 Department: Department of Counseling and Higher Education
 Country: United States
 Collection: UNT Theses and Dissertations
A Mixed Method Analysis of Undergraduate Student-run Public Relations Firms on U.S. College Campuses

A Mixed Method Analysis of Undergraduate Student-run Public Relations Firms on U.S. College Campuses

Date: August 2010
Creator: Maben, Sarah Kathleen
Description: Student-run public relations firms are part of collegiate public relations pedagogy, and this study used a mixed-method approach to analyze such firms on U.S. campuses. A listing of campuses with student-run firms was created as part of this study. Through an online survey questionnaire, advisers from 55 of the 119 student-run firms provided data about firm characteristics and observations about student learning and career development. Multiple correspondence analyses was used to see if the firms grouped into clusters and somewhat aligned with previous research by Lee Bush in 2009. Firms clustered into four groups, with the fourth group representing a mix of the other three. One additional finding was that firm characteristics are more similar than dissimilar even when comparing firms of varying years in operation. Analysis of variance to compare characteristics between different types of firms revealed that one type of firm tended to employ students at a higher average number of hours per week (F = 6.61, eta squared=0.16) and one was more likely to be accredited by the Accrediting Council on Education in Journalism and Mass Communications (F = 3.71, eta squared=0.13). Advisers reported mostly positive reflections on observed transformations they see in their student workers and ...
Contributing Partner: UNT Libraries
An Exploratory Study of the Impact of Institutional Policies and Practices of Community and Technical Colleges in Texas on Student Persistence in Online Courses

An Exploratory Study of the Impact of Institutional Policies and Practices of Community and Technical Colleges in Texas on Student Persistence in Online Courses

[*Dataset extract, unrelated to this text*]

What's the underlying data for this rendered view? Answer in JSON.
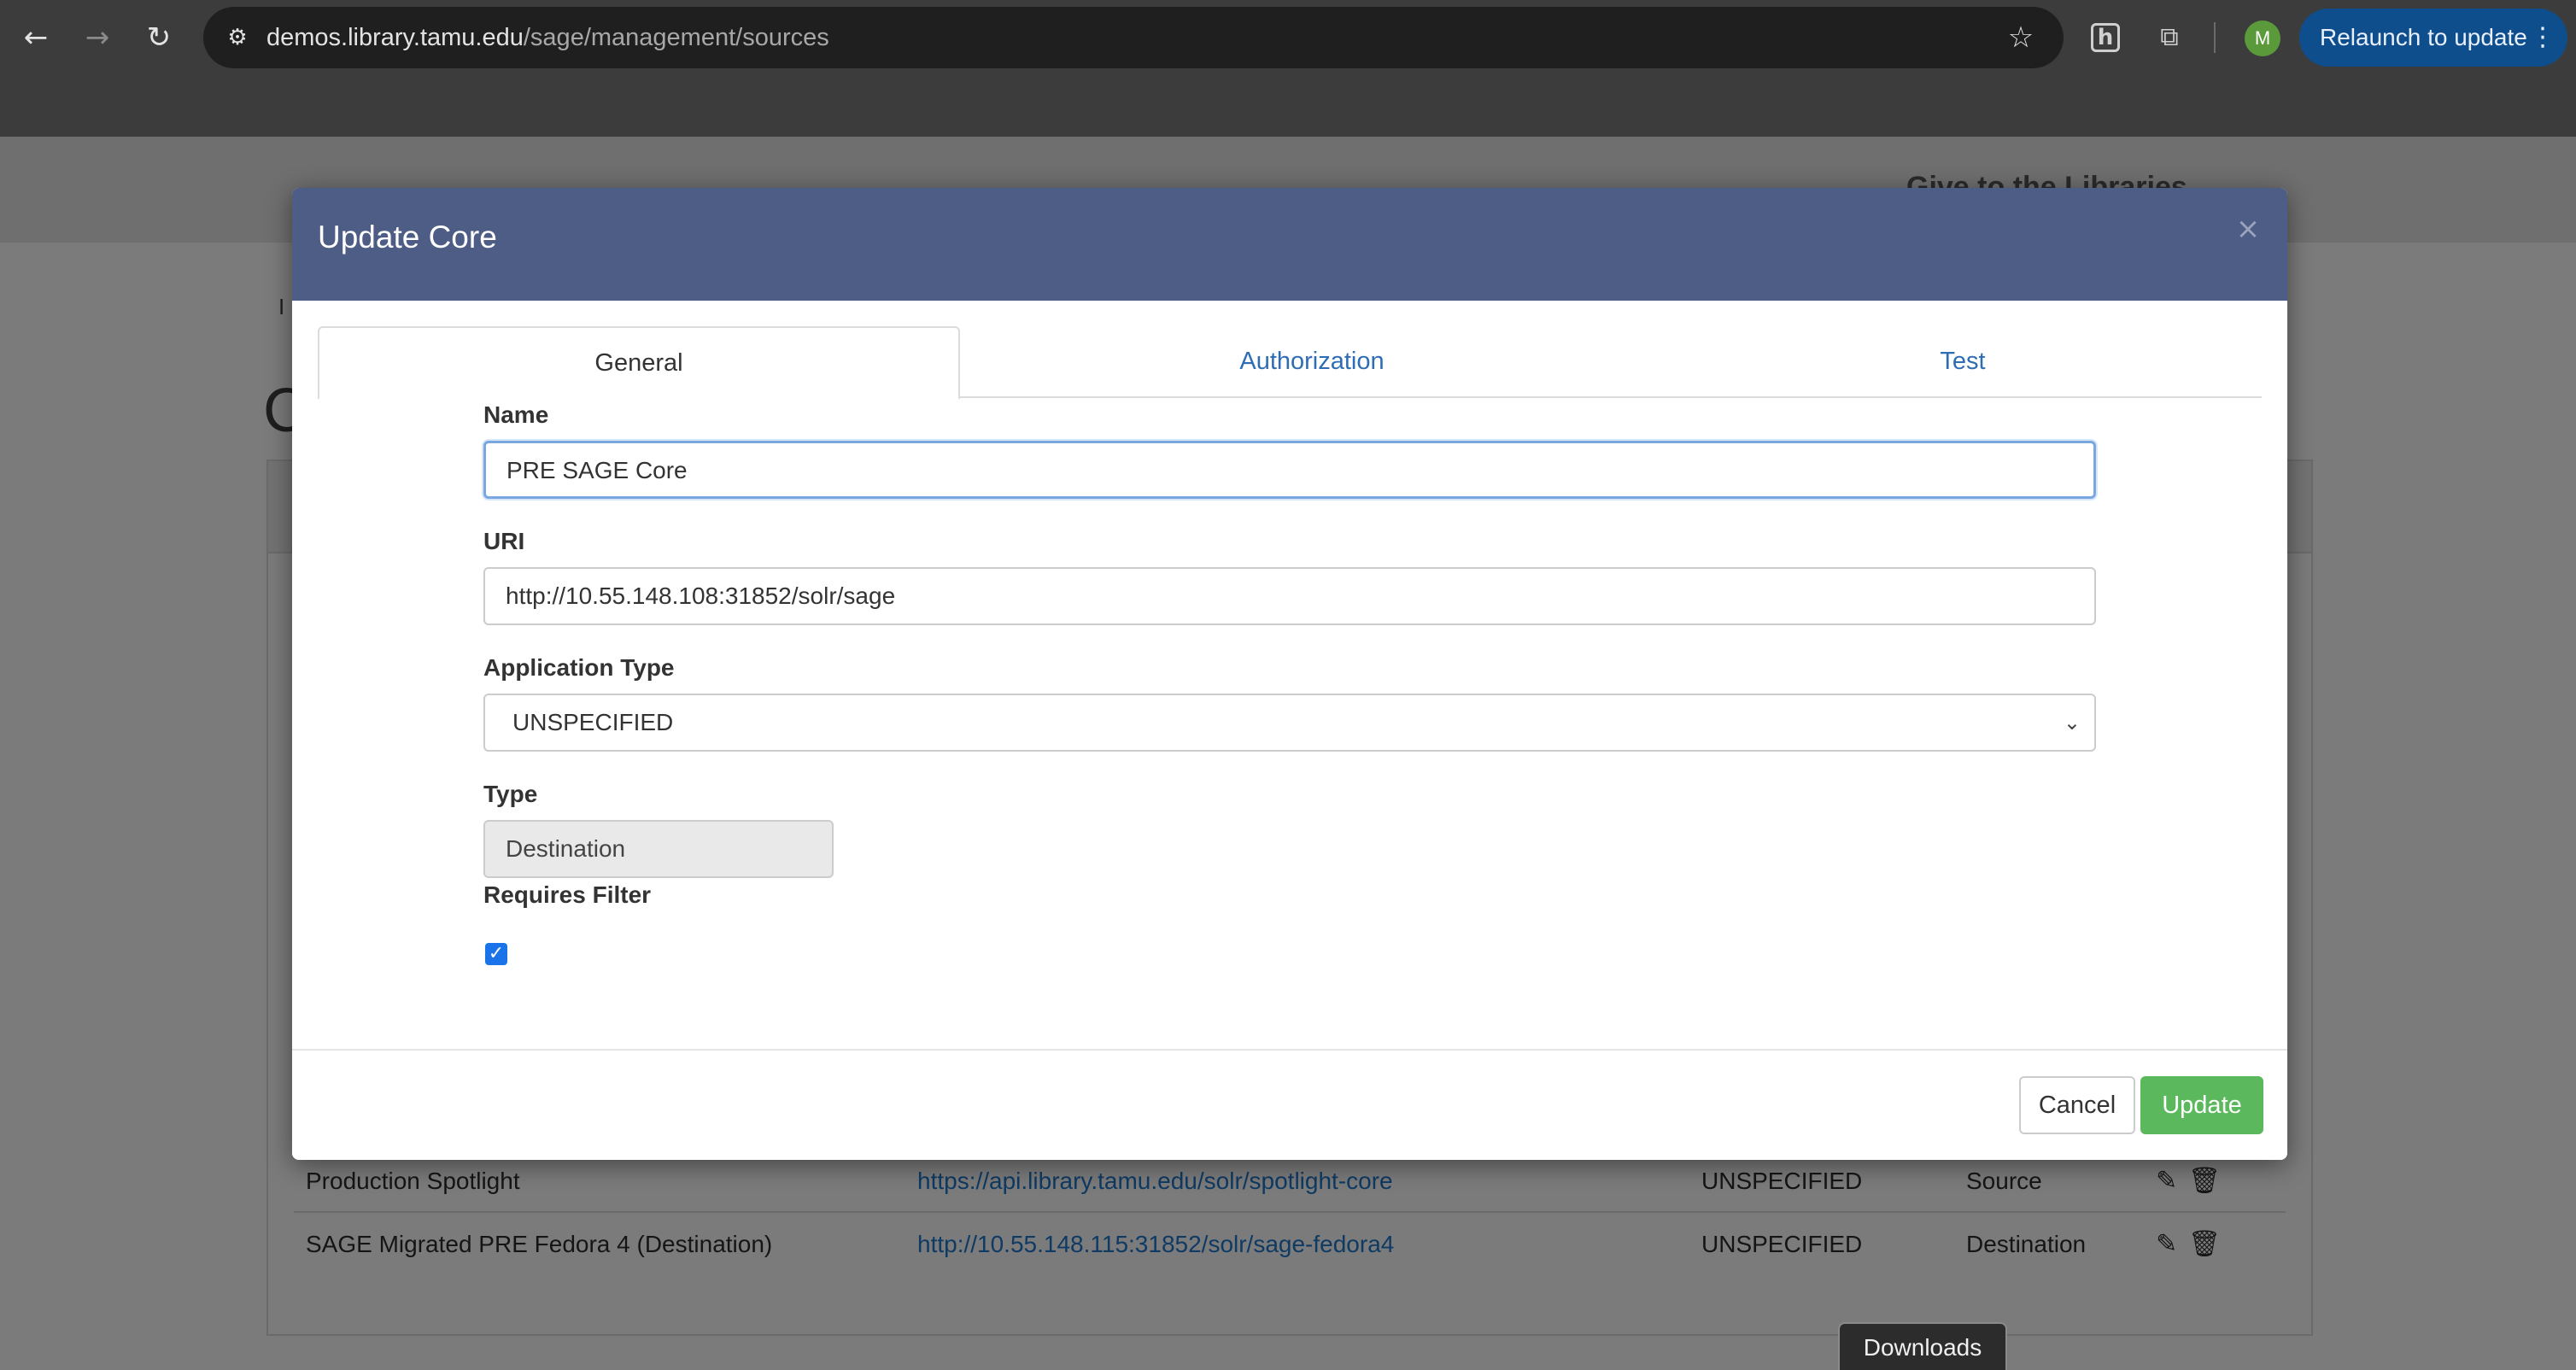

Date: December 2010
Creator: Hills, Fred W.
Description: Online education is the fastest growing form of course delivery of higher education in the United States. It has revolutionized how students and instructors interact in the educational process. Yet students in online courses continue to experience higher attrition rates than their counterparts in traditional face-to-face classes despite the advantages offered by the technology. This study examined the impact that institutional policies and practices at community colleges in the state of Texas have had on student persistence in online courses. It also examined how institutions collect and use data in addressing students' attrition. The findings were used to identify the most effective institutional practices to share with community college systems in Texas in an effort to improve student persistence in online courses across the state. The population for the study consisted of the 50 public two-year community college and the technical college systems in the state of Texas. The study used a mixed method. A theoretical model of institutional impact on online persistence was drawn from the literature review. This model's five categories were then used to construct a survey to collect data on institutional practices and measure the effectiveness in addressing student persistence. Four college systems were identified using ...
Contributing Partner: UNT Libraries